WHAT YOU HAVE TO DO: The answer must be every line from the entries below that contains "title".

ENTRIES PROVIDED:
<<<<
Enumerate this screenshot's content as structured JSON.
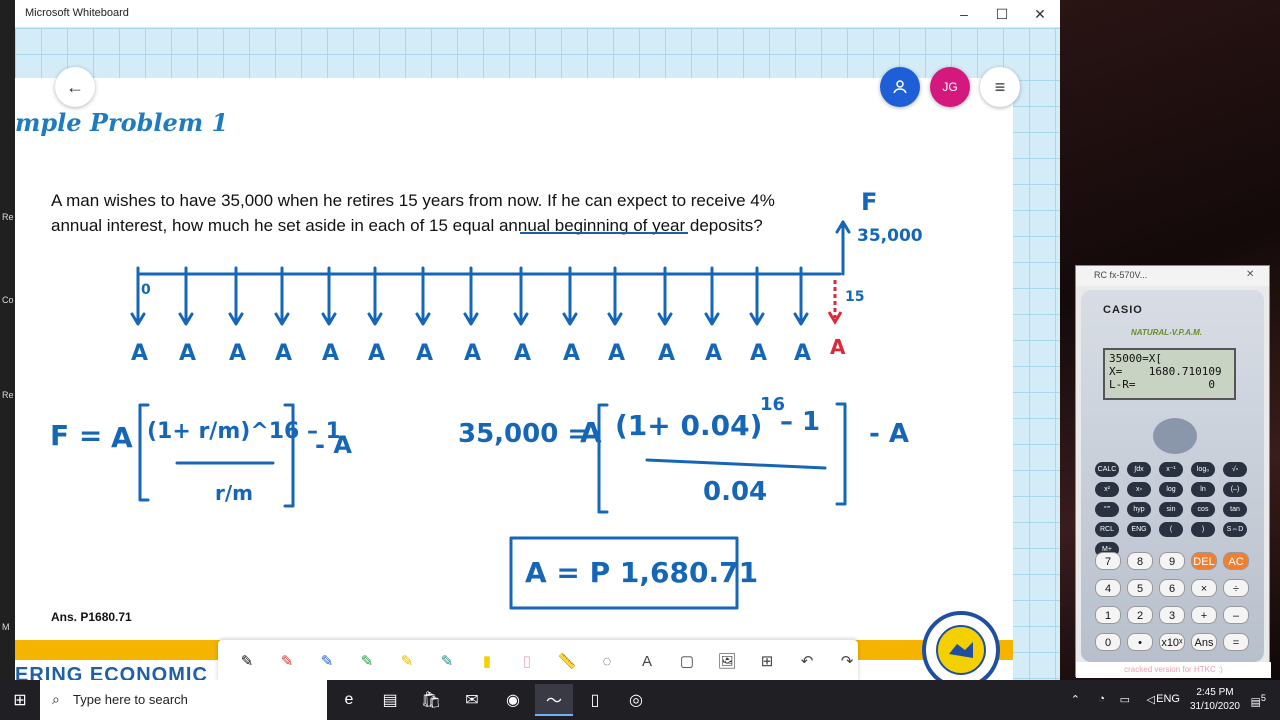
{
  "window": {
    "title": "Microsoft Whiteboard",
    "minimize": "–",
    "maximize": "☐",
    "close": "✕"
  },
  "left_strip": [
    "Re",
    "Co",
    "Re",
    "M"
  ],
  "buttons": {
    "back": "←",
    "user": "👤",
    "avatar": "JG",
    "menu": "≡"
  },
  "slide": {
    "title": "mple Problem 1",
    "problem_line1": "A man wishes to have 35,000 when he retires 15 years from now. If he can expect to receive 4%",
    "problem_line2": "annual interest, how much he set aside in each of 15 equal annual beginning of year deposits?",
    "answer_note": "Ans. P1680.71",
    "band_text": "ERING ECONOMIC"
  },
  "ink": {
    "F_label": "F",
    "F_value": "35,000",
    "zero": "0",
    "fifteen": "15",
    "A": "A",
    "A_red": "A",
    "formula_left": "F =",
    "formula_right_lhs": "35,000 =",
    "formula_A": "A",
    "formula_minus_A": "- A",
    "formula_numer_left": "(1+ r/m)^16 – 1",
    "formula_denom_left": "r/m",
    "formula_numer_right": "(1+ 0.04)",
    "formula_exp_right": "16",
    "formula_minus_one": "– 1",
    "formula_denom_right": "0.04",
    "result": "A = P 1,680.71"
  },
  "toolbar": {
    "tools": [
      "pen-black",
      "pen-red",
      "pen-blue",
      "pen-green",
      "pen-yellow",
      "pen-teal",
      "highlighter-yellow",
      "eraser",
      "ruler",
      "lasso",
      "text",
      "note",
      "image",
      "add",
      "undo",
      "redo"
    ],
    "glyphs": [
      "✎",
      "✎",
      "✎",
      "✎",
      "✎",
      "✎",
      "▮",
      "▯",
      "📏",
      "◌",
      "A",
      "▢",
      "🖼",
      "⊞",
      "↶",
      "↷"
    ]
  },
  "calculator": {
    "title": "RC fx-570V...",
    "brand": "CASIO",
    "model": "NATURAL-V.P.A.M.",
    "screen_line1": "35000=X[",
    "screen_line2": "X=    1680.710109",
    "screen_line3": "L-R=           0",
    "footer": "cracked version for HTKC :)",
    "keys_top": [
      "CALC",
      "∫dx",
      "x⁻¹",
      "log₀",
      "√▫",
      "x²",
      "x▫",
      "log",
      "ln",
      "(–)",
      "°'\"",
      "hyp",
      "sin",
      "cos",
      "tan",
      "RCL",
      "ENG",
      "(",
      ")",
      "S⇔D",
      "M+"
    ],
    "keys_num": [
      "7",
      "8",
      "9",
      "DEL",
      "AC",
      "4",
      "5",
      "6",
      "×",
      "÷",
      "1",
      "2",
      "3",
      "+",
      "–",
      "0",
      "•",
      "x10ˣ",
      "Ans",
      "="
    ]
  },
  "taskbar": {
    "start": "⊞",
    "search_placeholder": "Type here to search",
    "search_icon": "⌕",
    "apps": [
      "edge-icon",
      "file-explorer-icon",
      "store-icon",
      "mail-icon",
      "zoom-icon",
      "whiteboard-icon",
      "calculator-icon",
      "chrome-like-icon"
    ],
    "app_glyphs": [
      "e",
      "▤",
      "🛍",
      "✉",
      "◉",
      "〜",
      "▯",
      "◎"
    ],
    "lang": "ENG",
    "time": "2:45 PM",
    "date": "31/10/2020",
    "notif_count": "5"
  }
}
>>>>
WRITTEN RESPONSE:
    "title": "Microsoft Whiteboard",
    "title": "mple Problem 1",
    "title": "RC fx-570V...",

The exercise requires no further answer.